══ SOURCE MATERIAL ══
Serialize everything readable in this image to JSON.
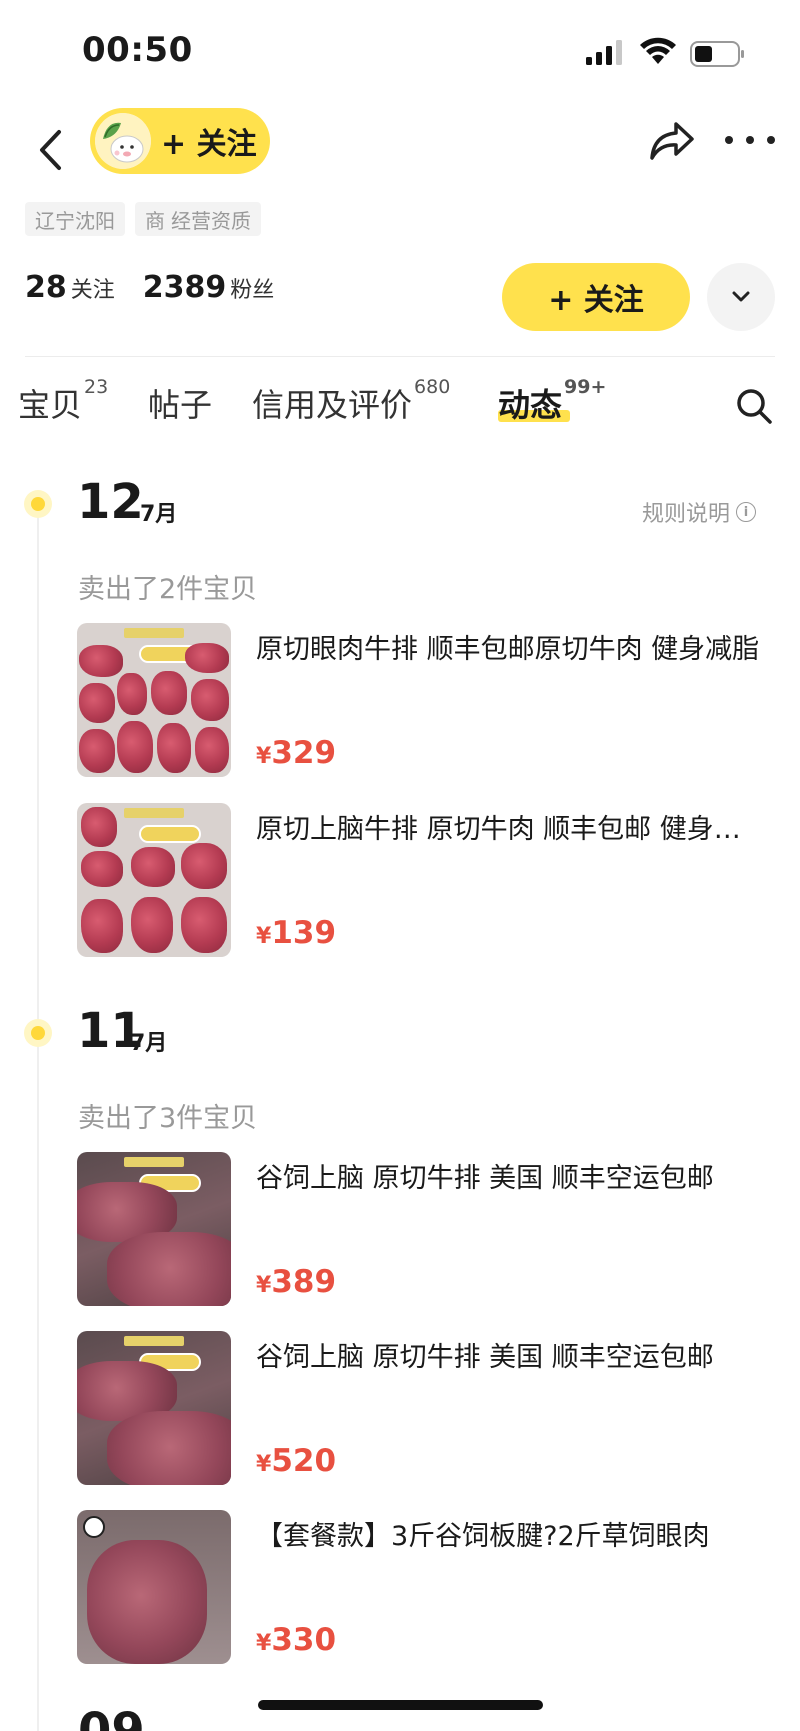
{
  "status_bar": {
    "time": "00:50"
  },
  "header": {
    "follow_pill_label": "+ 关注"
  },
  "tags": [
    {
      "label": "辽宁沈阳",
      "icon": ""
    },
    {
      "label": "经营资质",
      "icon": "商"
    }
  ],
  "stats": {
    "following_count": "28",
    "following_label": "关注",
    "fans_count": "2389",
    "fans_label": "粉丝"
  },
  "follow_button_label": "+ 关注",
  "tabs": [
    {
      "label": "宝贝",
      "badge": "23"
    },
    {
      "label": "帖子",
      "badge": ""
    },
    {
      "label": "信用及评价",
      "badge": "680"
    },
    {
      "label": "动态",
      "badge": "99+",
      "active": true
    }
  ],
  "rules_label": "规则说明",
  "timeline": [
    {
      "day": "12",
      "month": "7月",
      "sold_text": "卖出了2件宝贝",
      "items": [
        {
          "title": "原切眼肉牛排 顺丰包邮原切牛肉 健身减脂",
          "price_symbol": "¥",
          "price": "329"
        },
        {
          "title": "原切上脑牛排 原切牛肉 顺丰包邮 健身减脂",
          "price_symbol": "¥",
          "price": "139"
        }
      ]
    },
    {
      "day": "11",
      "month": "7月",
      "sold_text": "卖出了3件宝贝",
      "items": [
        {
          "title": "谷饲上脑 原切牛排 美国 顺丰空运包邮",
          "price_symbol": "¥",
          "price": "389"
        },
        {
          "title": "谷饲上脑 原切牛排 美国 顺丰空运包邮",
          "price_symbol": "¥",
          "price": "520"
        },
        {
          "title": "【套餐款】3斤谷饲板腱?2斤草饲眼肉",
          "price_symbol": "¥",
          "price": "330"
        }
      ]
    }
  ],
  "next_day_partial": "09"
}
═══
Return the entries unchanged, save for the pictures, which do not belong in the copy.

EXERCISE RESULT
Serialize everything readable in this image to JSON.
{
  "status_bar": {
    "time": "00:50"
  },
  "header": {
    "follow_pill_label": "+ 关注"
  },
  "tags": [
    {
      "label": "辽宁沈阳",
      "icon": ""
    },
    {
      "label": "经营资质",
      "icon": "商"
    }
  ],
  "stats": {
    "following_count": "28",
    "following_label": "关注",
    "fans_count": "2389",
    "fans_label": "粉丝"
  },
  "follow_button_label": "+ 关注",
  "tabs": [
    {
      "label": "宝贝",
      "badge": "23"
    },
    {
      "label": "帖子",
      "badge": ""
    },
    {
      "label": "信用及评价",
      "badge": "680"
    },
    {
      "label": "动态",
      "badge": "99+",
      "active": true
    }
  ],
  "rules_label": "规则说明",
  "timeline": [
    {
      "day": "12",
      "month": "7月",
      "sold_text": "卖出了2件宝贝",
      "items": [
        {
          "title": "原切眼肉牛排 顺丰包邮原切牛肉 健身减脂",
          "price_symbol": "¥",
          "price": "329"
        },
        {
          "title": "原切上脑牛排 原切牛肉 顺丰包邮 健身减脂",
          "price_symbol": "¥",
          "price": "139"
        }
      ]
    },
    {
      "day": "11",
      "month": "7月",
      "sold_text": "卖出了3件宝贝",
      "items": [
        {
          "title": "谷饲上脑 原切牛排 美国 顺丰空运包邮",
          "price_symbol": "¥",
          "price": "389"
        },
        {
          "title": "谷饲上脑 原切牛排 美国 顺丰空运包邮",
          "price_symbol": "¥",
          "price": "520"
        },
        {
          "title": "【套餐款】3斤谷饲板腱?2斤草饲眼肉",
          "price_symbol": "¥",
          "price": "330"
        }
      ]
    }
  ],
  "next_day_partial": "09"
}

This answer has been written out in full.